Featured Venus image & infographic copyright Forplayday via Dreamstime.com
Poor Venus gets a bad rap from UFO debunkers who often swiftly brush away any nighttime sighting, no matter how fascinating, as simply a misidentification of the planet Venus. While often times laying the blame on Venus is not only a bit of a stretch but downright ludicrous – such as when the reported sighting involves a UFO diving out of the sky and crossing a highway in front of a witness – sometimes Venus really is to blame. Why? Because there are times when Venus actually can be mistaken by a UFO. As LiveScience.com puts it in this article:

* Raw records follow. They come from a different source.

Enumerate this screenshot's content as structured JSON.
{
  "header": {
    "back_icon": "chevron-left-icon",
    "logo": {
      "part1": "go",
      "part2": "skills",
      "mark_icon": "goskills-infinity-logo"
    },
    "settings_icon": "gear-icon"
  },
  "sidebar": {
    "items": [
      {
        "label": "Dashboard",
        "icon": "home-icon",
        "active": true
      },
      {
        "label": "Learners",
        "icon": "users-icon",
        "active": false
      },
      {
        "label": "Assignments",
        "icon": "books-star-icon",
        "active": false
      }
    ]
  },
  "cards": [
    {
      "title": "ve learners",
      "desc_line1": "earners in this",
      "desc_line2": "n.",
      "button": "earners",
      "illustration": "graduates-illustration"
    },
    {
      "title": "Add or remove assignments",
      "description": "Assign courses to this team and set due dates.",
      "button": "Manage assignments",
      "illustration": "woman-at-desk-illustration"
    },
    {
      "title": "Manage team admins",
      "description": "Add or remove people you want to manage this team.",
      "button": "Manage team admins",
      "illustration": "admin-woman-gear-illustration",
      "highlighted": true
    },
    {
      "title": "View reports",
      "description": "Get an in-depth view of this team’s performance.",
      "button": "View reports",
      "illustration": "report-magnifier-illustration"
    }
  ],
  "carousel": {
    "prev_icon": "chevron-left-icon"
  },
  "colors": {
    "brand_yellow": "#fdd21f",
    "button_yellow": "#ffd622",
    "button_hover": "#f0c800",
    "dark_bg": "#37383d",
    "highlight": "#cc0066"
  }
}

To viewers on Earth, the second planet from the sun appears as a bright light that hangs in the sunset sky, seeming to slowly hover in the twilight as it outshines every star except for the sun. Because Venus orbits the sun inside our own orbit, from our perspective it constantly darts out on either side of the sun, which can seem UFO-like.

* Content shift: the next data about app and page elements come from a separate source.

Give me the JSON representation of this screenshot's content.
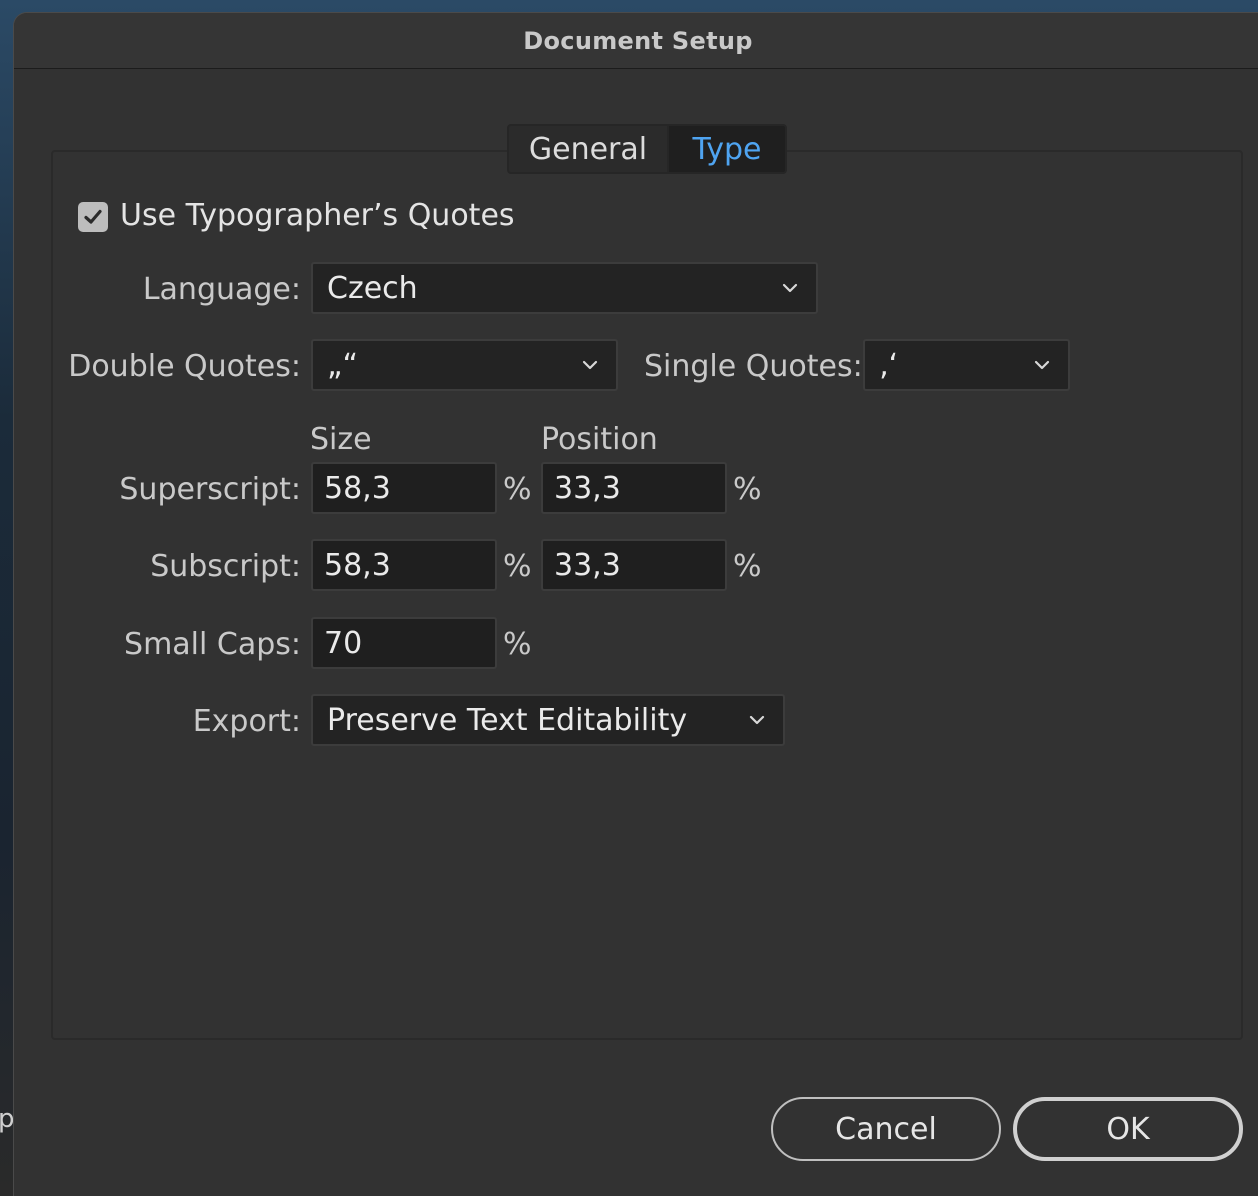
{
  "window": {
    "title": "Document Setup"
  },
  "tabs": [
    {
      "label": "General",
      "selected": false
    },
    {
      "label": "Type",
      "selected": true
    }
  ],
  "typographers_quotes": {
    "label": "Use Typographer’s Quotes",
    "checked": true
  },
  "language": {
    "label": "Language:",
    "value": "Czech"
  },
  "double_quotes": {
    "label": "Double Quotes:",
    "value": "„“"
  },
  "single_quotes": {
    "label": "Single Quotes:",
    "value": "‚‘"
  },
  "columns": {
    "size": "Size",
    "position": "Position"
  },
  "superscript": {
    "label": "Superscript:",
    "size": "58,3",
    "position": "33,3"
  },
  "subscript": {
    "label": "Subscript:",
    "size": "58,3",
    "position": "33,3"
  },
  "small_caps": {
    "label": "Small Caps:",
    "value": "70"
  },
  "percent_unit": "%",
  "export": {
    "label": "Export:",
    "value": "Preserve Text Editability"
  },
  "buttons": {
    "cancel": "Cancel",
    "ok": "OK"
  },
  "background_glyph": "p",
  "colors": {
    "accent": "#4fa4f1",
    "dialog_bg": "#323232",
    "field_bg": "#1f1f1f"
  }
}
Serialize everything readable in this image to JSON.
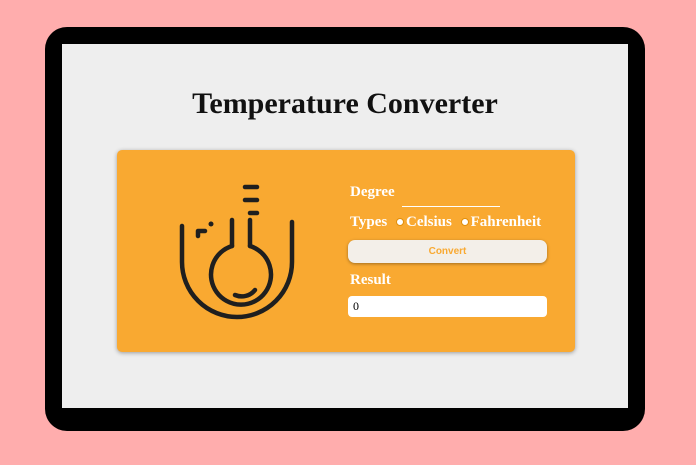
{
  "page": {
    "title": "Temperature Converter"
  },
  "form": {
    "degree_label": "Degree",
    "degree_value": "",
    "types_label": "Types",
    "options": [
      "Celsius",
      "Fahrenheit"
    ],
    "convert_label": "Convert",
    "result_label": "Result",
    "result_value": "0"
  },
  "icons": {
    "thermometer": "thermometer-icon"
  },
  "colors": {
    "background": "#ffadad",
    "card": "#f9a931",
    "screen": "#eeeeee"
  }
}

So what do you do if you’ve seen a UFO and you’re not sure if it might have been Venus? Well, unless you’re an astronomer, odds are you don’t really have any idea where Venus is supposed to be at any given time of night from your location. Not knowing this, means you can’t rule out that your UFO wasn’t just Venus. Unless, of course, the UFO you spotted performed some outrageous aerial maneuvers that would have sent the entire solar system into a meltdown if it had been Venus.
But there is a handy and FREE software program that can easily help you out. It’s called Stellarium and it is “an open source planetarium for your computer.” With this program you can input your general location and time of day and see whether or not Venus would have been visible to you! DOWNLOAD STELLARIUM HERE.
Here’s a screenshot of Stellarium showing Mars, Venus, and Jupiter in the night sky from New York at 4:18 am: